LONDON (Reuters) - The spot market in European Union emissions permits may re-open next week, the EU executive Commission said on Friday, but some carbon exchanges and registries doubted a re-start.
The uncertainty riled the carbon lobby which wants a definite deadline for the resumption of a market which normally trades about 40 million euros ($54.82 million) a day.
The spot market closed last week after the theft of pollution permits called EU allowances (EUAs) worth up to 30 million euros, and remained shut on Friday two days after an EU Commission deadline for a phased re-start.
National registries are the place where EUAs are electronically assigned to trading companies and polluters in the EU emissions trading scheme, the bloc’s chief weapon against climate change.
“Current expectations are that the first national registries may be able to resume normal operations in the second half of the week beginning 31 January 2011,” said an EU Commission statement late on Friday, confirming an earlier Reuters story.
The statement is unlikely to satisfy the International Emissions Trading Association, a carbon market lobby group, which earlier on Friday demanded “a deadline by which registries will be back online.”
“While the safety of online banking has been scaled up, EU Member States have failed in protecting an 80 billion euro market, thereby undermining the EU’s main tool to reach climate objectives,” said Henry Derwent, head of IETA.
The Commission confirmed on Friday that it would give the carbon market 24 hours notice before reactivating a registry, after these had shown adequate security.
The spot market is about a quarter the size of the futures market in emissions permits, which continues to trade.
More details of the EU statement can be found here:
Registries and environment ministries in France, Britain, Germany, the Czech Republic and Estonia on Friday were unable to confirm on Friday any date for re-opening. “I cannot imagine that European registries will open next week,” said Jiri Stastny, general director of the Czech carbon market operator OTE.
Meanwhile exchanges have previously said they were closed to spot trade. CE Futures Europe, which operates the largest emissions exchange, said on Thursday spot carbon trade would be suspended until February 7.

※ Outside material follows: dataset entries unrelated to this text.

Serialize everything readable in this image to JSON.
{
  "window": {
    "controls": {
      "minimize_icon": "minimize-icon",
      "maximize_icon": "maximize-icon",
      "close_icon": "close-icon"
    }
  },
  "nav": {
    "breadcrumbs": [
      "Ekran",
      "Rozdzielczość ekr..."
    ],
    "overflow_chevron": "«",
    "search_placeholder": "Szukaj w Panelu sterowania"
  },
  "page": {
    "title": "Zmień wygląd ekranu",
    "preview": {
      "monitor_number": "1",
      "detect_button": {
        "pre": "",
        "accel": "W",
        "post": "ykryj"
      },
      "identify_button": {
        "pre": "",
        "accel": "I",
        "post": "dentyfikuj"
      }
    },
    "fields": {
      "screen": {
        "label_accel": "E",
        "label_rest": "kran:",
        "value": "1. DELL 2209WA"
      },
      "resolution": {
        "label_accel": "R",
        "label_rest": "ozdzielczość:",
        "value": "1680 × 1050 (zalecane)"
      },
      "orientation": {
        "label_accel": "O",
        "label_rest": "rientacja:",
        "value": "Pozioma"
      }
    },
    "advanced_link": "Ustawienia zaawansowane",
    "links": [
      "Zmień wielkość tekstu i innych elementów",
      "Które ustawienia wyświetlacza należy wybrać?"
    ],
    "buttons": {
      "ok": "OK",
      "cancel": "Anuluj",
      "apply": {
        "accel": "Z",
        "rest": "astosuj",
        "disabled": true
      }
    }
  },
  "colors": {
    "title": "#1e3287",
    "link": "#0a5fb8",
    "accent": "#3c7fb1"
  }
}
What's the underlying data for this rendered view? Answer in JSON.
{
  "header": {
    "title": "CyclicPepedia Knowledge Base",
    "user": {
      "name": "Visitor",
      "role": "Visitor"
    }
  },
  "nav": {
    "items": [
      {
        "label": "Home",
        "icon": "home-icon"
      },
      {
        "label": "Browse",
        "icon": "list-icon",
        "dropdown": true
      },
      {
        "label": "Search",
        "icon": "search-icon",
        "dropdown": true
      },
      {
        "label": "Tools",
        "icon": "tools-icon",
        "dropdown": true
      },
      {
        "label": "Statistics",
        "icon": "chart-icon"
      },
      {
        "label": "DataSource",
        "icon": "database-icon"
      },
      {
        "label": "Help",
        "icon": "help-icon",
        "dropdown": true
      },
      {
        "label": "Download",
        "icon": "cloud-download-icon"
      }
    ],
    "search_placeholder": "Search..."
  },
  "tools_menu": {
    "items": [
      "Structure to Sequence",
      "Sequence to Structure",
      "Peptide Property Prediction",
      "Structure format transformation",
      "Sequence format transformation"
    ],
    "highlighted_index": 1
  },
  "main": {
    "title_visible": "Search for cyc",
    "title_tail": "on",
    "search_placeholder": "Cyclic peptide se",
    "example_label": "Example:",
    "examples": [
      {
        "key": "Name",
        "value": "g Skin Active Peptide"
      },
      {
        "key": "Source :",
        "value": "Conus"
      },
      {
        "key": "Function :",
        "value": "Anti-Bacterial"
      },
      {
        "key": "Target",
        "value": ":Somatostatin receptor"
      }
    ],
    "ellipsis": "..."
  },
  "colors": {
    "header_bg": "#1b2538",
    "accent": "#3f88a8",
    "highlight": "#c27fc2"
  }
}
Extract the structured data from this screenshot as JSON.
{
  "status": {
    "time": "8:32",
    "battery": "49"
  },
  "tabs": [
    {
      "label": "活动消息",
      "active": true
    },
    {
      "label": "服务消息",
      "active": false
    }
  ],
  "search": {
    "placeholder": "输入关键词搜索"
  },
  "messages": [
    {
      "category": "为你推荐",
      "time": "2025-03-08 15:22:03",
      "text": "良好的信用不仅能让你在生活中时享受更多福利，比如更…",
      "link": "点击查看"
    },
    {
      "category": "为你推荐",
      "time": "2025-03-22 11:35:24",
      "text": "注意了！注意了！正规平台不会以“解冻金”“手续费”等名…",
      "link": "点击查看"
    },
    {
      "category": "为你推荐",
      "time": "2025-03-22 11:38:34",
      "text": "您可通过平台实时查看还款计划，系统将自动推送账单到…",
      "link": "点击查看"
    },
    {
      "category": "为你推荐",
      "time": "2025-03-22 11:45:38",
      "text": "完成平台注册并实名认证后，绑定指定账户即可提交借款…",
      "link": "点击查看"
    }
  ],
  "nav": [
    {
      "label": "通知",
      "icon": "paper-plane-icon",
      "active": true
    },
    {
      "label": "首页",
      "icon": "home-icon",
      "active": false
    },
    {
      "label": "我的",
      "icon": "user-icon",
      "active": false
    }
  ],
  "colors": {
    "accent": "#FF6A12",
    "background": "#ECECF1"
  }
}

The Czech registry said on Thursday that its missing EUAs were in registries in Germany, Estonia and probably Britain. Those registries would not comment on Friday.
The liability for stolen EUAs remained uncertain, with the German registry saying stolen permits would still be valid. The Czech registry has published the list of missing permits at: here
Additional reporting by: Mathilde Cru in Paris; David Mardiste in Estonia; Roman Gazdik in Prague; and Vera Eckert in Frankfurt; editing Will Hardy and Keiron Henderson